_Try it_:
Among the records, how many lines contain "target"? Only the number is needed.

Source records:
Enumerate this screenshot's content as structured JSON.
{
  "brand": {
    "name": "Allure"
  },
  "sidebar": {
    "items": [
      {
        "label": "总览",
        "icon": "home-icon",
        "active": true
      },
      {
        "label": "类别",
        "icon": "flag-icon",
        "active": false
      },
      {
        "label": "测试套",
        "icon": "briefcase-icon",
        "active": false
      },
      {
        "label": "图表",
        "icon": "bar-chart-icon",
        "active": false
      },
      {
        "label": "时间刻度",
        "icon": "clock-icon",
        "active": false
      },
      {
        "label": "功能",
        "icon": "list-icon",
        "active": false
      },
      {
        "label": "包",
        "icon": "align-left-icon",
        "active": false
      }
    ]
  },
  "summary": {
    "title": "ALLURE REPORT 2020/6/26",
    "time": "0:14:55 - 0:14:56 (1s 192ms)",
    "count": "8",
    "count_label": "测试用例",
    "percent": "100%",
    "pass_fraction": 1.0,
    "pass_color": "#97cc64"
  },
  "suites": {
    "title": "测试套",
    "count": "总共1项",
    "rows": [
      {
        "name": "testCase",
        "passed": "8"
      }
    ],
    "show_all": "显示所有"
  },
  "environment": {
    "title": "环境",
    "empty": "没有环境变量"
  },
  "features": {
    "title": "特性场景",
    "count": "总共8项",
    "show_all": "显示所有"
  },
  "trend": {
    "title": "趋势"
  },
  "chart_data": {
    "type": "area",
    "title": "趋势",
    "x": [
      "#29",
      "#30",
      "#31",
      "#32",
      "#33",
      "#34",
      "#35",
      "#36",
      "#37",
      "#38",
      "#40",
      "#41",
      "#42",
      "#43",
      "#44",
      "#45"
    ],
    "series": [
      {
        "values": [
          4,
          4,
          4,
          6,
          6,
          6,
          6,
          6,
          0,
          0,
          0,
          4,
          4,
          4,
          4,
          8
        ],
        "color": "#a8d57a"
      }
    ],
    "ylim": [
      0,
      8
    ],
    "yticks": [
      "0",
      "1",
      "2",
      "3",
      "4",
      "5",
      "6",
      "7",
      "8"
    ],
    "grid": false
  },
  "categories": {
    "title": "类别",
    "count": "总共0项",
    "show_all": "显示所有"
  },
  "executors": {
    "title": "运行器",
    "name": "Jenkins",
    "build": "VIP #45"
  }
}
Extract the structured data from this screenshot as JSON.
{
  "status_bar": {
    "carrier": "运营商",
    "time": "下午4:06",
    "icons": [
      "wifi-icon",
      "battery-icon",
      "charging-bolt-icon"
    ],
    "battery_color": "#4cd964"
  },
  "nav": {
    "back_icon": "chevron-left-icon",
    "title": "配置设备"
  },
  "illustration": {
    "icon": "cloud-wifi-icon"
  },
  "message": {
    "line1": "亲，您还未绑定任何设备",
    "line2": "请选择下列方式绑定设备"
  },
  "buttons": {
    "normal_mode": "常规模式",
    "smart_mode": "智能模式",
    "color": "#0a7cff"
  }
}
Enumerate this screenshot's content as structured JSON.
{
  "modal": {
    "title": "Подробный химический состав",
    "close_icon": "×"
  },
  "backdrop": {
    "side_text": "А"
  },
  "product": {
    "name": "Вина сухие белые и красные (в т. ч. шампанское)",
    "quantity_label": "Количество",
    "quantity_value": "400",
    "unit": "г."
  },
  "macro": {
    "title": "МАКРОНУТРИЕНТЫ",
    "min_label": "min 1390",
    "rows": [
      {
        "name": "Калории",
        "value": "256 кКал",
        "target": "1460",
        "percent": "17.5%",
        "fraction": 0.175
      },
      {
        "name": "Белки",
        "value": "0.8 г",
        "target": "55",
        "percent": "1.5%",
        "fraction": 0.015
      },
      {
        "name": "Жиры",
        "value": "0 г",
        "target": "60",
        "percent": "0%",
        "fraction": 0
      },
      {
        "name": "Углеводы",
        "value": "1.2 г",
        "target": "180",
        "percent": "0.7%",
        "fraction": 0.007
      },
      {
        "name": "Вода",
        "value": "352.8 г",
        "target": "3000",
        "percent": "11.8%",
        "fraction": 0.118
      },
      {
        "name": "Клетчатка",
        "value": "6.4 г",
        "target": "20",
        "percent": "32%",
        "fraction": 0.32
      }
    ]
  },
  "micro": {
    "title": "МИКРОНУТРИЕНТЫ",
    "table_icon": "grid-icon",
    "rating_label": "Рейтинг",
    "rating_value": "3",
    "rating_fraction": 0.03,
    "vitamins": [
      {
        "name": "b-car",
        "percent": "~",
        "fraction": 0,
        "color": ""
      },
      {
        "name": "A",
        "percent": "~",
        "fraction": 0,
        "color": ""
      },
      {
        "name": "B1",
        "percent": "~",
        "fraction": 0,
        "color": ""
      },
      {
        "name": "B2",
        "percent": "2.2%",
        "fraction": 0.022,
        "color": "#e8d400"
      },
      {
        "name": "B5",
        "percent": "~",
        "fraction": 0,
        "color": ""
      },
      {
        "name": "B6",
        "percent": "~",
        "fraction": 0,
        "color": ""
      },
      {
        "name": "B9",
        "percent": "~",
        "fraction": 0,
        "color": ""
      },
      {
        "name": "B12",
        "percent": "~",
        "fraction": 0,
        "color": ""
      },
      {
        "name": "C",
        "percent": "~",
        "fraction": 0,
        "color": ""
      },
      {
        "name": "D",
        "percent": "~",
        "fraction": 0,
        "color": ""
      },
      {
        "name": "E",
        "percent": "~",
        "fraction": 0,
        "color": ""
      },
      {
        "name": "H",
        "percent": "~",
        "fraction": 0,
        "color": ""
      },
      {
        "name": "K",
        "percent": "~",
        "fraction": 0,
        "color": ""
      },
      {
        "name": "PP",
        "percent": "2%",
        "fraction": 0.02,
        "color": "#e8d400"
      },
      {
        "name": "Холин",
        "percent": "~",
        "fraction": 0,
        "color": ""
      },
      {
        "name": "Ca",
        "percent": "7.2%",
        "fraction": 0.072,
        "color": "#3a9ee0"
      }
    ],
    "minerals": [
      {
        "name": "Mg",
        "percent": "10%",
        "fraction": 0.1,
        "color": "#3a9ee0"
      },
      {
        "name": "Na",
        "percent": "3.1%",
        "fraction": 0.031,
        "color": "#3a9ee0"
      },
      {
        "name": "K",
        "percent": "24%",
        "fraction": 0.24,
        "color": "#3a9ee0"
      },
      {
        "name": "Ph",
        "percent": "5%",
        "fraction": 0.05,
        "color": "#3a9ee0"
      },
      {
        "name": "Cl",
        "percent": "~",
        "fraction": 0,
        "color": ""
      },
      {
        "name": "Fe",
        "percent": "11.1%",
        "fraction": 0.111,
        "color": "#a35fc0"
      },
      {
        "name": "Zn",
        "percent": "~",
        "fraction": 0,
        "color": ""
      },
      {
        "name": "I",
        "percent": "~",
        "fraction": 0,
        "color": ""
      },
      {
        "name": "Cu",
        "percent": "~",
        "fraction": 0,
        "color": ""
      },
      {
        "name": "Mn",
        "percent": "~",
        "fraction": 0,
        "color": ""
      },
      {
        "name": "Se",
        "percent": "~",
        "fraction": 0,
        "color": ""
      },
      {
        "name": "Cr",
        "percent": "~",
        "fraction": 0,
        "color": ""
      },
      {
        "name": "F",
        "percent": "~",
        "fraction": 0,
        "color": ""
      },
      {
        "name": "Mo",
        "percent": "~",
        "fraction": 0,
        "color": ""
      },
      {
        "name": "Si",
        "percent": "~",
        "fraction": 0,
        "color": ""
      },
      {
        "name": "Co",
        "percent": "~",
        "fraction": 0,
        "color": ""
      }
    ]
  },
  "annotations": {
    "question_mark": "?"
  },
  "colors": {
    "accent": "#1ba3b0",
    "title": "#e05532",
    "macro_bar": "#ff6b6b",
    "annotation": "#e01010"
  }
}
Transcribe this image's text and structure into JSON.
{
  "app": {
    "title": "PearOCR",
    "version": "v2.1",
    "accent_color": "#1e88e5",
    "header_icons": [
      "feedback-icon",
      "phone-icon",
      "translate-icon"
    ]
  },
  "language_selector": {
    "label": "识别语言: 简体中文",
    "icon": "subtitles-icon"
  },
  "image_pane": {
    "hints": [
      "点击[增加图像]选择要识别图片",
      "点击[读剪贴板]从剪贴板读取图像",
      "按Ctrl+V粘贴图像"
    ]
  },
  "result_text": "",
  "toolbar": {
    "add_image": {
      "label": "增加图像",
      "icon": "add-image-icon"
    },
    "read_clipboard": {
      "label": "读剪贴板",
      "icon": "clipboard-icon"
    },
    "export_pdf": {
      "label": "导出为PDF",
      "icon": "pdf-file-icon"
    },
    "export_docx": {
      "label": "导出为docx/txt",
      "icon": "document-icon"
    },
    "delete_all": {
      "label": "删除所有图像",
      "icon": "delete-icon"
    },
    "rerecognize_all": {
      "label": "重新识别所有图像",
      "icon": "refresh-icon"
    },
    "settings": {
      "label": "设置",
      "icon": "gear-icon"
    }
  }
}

_Response to this exercise_:
6